* **Activity**
Would you please output all the records exactly as given? Pictures should not appear in the copy.

── Available data

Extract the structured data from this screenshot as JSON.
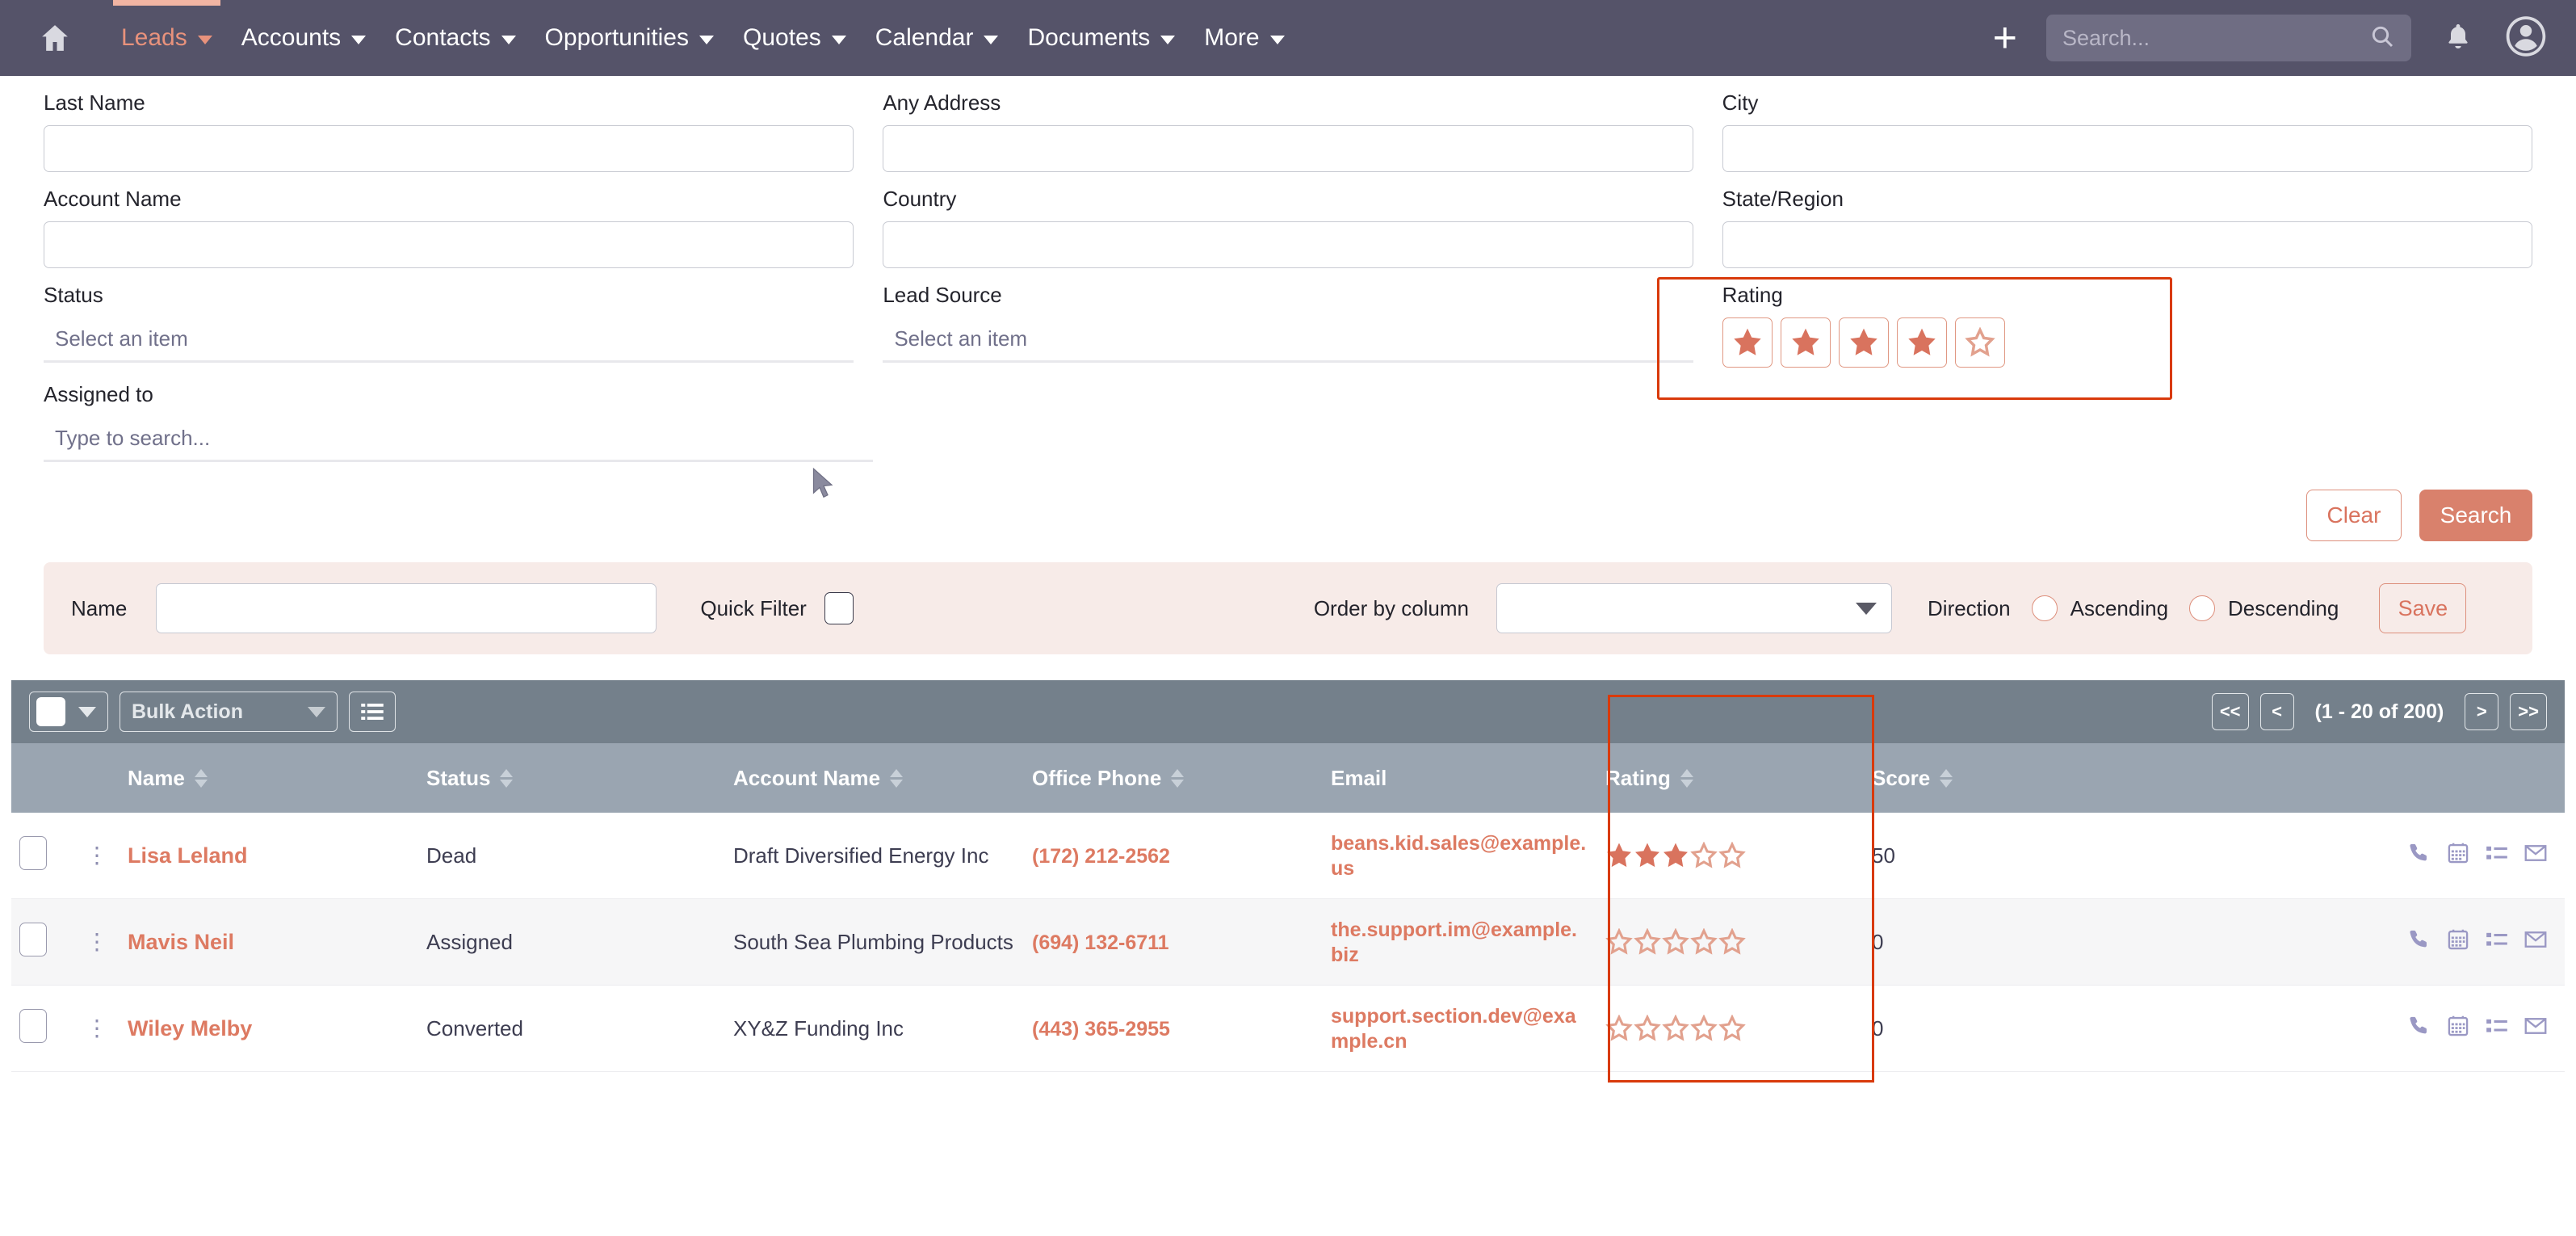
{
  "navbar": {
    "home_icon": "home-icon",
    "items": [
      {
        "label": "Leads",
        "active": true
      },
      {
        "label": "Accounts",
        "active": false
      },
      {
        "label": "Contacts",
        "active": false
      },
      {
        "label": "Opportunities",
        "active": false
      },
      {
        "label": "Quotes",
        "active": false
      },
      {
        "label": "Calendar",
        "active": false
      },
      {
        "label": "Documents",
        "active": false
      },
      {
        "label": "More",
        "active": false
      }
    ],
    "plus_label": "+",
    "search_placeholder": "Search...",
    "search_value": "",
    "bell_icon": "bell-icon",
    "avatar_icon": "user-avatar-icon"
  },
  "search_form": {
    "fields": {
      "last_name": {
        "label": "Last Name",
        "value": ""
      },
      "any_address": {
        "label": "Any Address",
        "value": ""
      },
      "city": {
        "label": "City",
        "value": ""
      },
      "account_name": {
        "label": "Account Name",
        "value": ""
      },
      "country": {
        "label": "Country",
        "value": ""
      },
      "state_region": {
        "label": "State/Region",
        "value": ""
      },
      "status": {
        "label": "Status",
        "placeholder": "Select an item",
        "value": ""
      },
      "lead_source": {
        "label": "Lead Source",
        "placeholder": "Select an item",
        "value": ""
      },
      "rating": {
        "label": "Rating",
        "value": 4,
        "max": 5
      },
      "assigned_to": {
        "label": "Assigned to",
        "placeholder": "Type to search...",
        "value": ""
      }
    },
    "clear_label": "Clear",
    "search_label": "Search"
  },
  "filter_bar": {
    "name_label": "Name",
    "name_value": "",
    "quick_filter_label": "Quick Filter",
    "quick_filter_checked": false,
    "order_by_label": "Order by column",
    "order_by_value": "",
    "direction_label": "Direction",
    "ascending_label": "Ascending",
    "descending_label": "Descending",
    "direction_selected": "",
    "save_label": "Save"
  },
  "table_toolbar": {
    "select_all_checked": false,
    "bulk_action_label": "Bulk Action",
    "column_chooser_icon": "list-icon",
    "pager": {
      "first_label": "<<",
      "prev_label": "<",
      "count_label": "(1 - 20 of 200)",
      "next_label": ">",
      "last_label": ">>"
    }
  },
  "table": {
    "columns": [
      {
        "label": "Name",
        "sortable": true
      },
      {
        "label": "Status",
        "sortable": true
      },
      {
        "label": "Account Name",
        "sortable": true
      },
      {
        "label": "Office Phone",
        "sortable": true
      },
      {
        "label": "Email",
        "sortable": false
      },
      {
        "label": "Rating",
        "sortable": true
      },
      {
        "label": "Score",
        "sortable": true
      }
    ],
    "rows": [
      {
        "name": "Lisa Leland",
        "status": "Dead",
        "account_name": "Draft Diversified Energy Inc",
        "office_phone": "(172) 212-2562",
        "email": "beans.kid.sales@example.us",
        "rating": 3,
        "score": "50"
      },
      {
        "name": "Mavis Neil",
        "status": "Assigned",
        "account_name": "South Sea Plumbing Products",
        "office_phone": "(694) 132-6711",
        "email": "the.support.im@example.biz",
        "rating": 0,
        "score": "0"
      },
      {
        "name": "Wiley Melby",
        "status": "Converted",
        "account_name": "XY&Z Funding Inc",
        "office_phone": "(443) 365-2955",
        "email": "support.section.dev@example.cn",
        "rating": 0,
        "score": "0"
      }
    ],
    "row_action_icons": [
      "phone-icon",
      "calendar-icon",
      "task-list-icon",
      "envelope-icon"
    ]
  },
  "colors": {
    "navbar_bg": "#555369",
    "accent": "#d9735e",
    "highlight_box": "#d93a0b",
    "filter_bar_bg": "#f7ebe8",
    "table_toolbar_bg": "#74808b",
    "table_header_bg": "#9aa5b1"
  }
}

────

* **Response to this exercise**
Extract the structured data from this screenshot as JSON.
{
  "navbar": {
    "home_icon": "home-icon",
    "items": [
      {
        "label": "Leads",
        "active": true
      },
      {
        "label": "Accounts",
        "active": false
      },
      {
        "label": "Contacts",
        "active": false
      },
      {
        "label": "Opportunities",
        "active": false
      },
      {
        "label": "Quotes",
        "active": false
      },
      {
        "label": "Calendar",
        "active": false
      },
      {
        "label": "Documents",
        "active": false
      },
      {
        "label": "More",
        "active": false
      }
    ],
    "plus_label": "+",
    "search_placeholder": "Search...",
    "search_value": "",
    "bell_icon": "bell-icon",
    "avatar_icon": "user-avatar-icon"
  },
  "search_form": {
    "fields": {
      "last_name": {
        "label": "Last Name",
        "value": ""
      },
      "any_address": {
        "label": "Any Address",
        "value": ""
      },
      "city": {
        "label": "City",
        "value": ""
      },
      "account_name": {
        "label": "Account Name",
        "value": ""
      },
      "country": {
        "label": "Country",
        "value": ""
      },
      "state_region": {
        "label": "State/Region",
        "value": ""
      },
      "status": {
        "label": "Status",
        "placeholder": "Select an item",
        "value": ""
      },
      "lead_source": {
        "label": "Lead Source",
        "placeholder": "Select an item",
        "value": ""
      },
      "rating": {
        "label": "Rating",
        "value": 4,
        "max": 5
      },
      "assigned_to": {
        "label": "Assigned to",
        "placeholder": "Type to search...",
        "value": ""
      }
    },
    "clear_label": "Clear",
    "search_label": "Search"
  },
  "filter_bar": {
    "name_label": "Name",
    "name_value": "",
    "quick_filter_label": "Quick Filter",
    "quick_filter_checked": false,
    "order_by_label": "Order by column",
    "order_by_value": "",
    "direction_label": "Direction",
    "ascending_label": "Ascending",
    "descending_label": "Descending",
    "direction_selected": "",
    "save_label": "Save"
  },
  "table_toolbar": {
    "select_all_checked": false,
    "bulk_action_label": "Bulk Action",
    "column_chooser_icon": "list-icon",
    "pager": {
      "first_label": "<<",
      "prev_label": "<",
      "count_label": "(1 - 20 of 200)",
      "next_label": ">",
      "last_label": ">>"
    }
  },
  "table": {
    "columns": [
      {
        "label": "Name",
        "sortable": true
      },
      {
        "label": "Status",
        "sortable": true
      },
      {
        "label": "Account Name",
        "sortable": true
      },
      {
        "label": "Office Phone",
        "sortable": true
      },
      {
        "label": "Email",
        "sortable": false
      },
      {
        "label": "Rating",
        "sortable": true
      },
      {
        "label": "Score",
        "sortable": true
      }
    ],
    "rows": [
      {
        "name": "Lisa Leland",
        "status": "Dead",
        "account_name": "Draft Diversified Energy Inc",
        "office_phone": "(172) 212-2562",
        "email": "beans.kid.sales@example.us",
        "rating": 3,
        "score": "50"
      },
      {
        "name": "Mavis Neil",
        "status": "Assigned",
        "account_name": "South Sea Plumbing Products",
        "office_phone": "(694) 132-6711",
        "email": "the.support.im@example.biz",
        "rating": 0,
        "score": "0"
      },
      {
        "name": "Wiley Melby",
        "status": "Converted",
        "account_name": "XY&Z Funding Inc",
        "office_phone": "(443) 365-2955",
        "email": "support.section.dev@example.cn",
        "rating": 0,
        "score": "0"
      }
    ],
    "row_action_icons": [
      "phone-icon",
      "calendar-icon",
      "task-list-icon",
      "envelope-icon"
    ]
  },
  "colors": {
    "navbar_bg": "#555369",
    "accent": "#d9735e",
    "highlight_box": "#d93a0b",
    "filter_bar_bg": "#f7ebe8",
    "table_toolbar_bg": "#74808b",
    "table_header_bg": "#9aa5b1"
  }
}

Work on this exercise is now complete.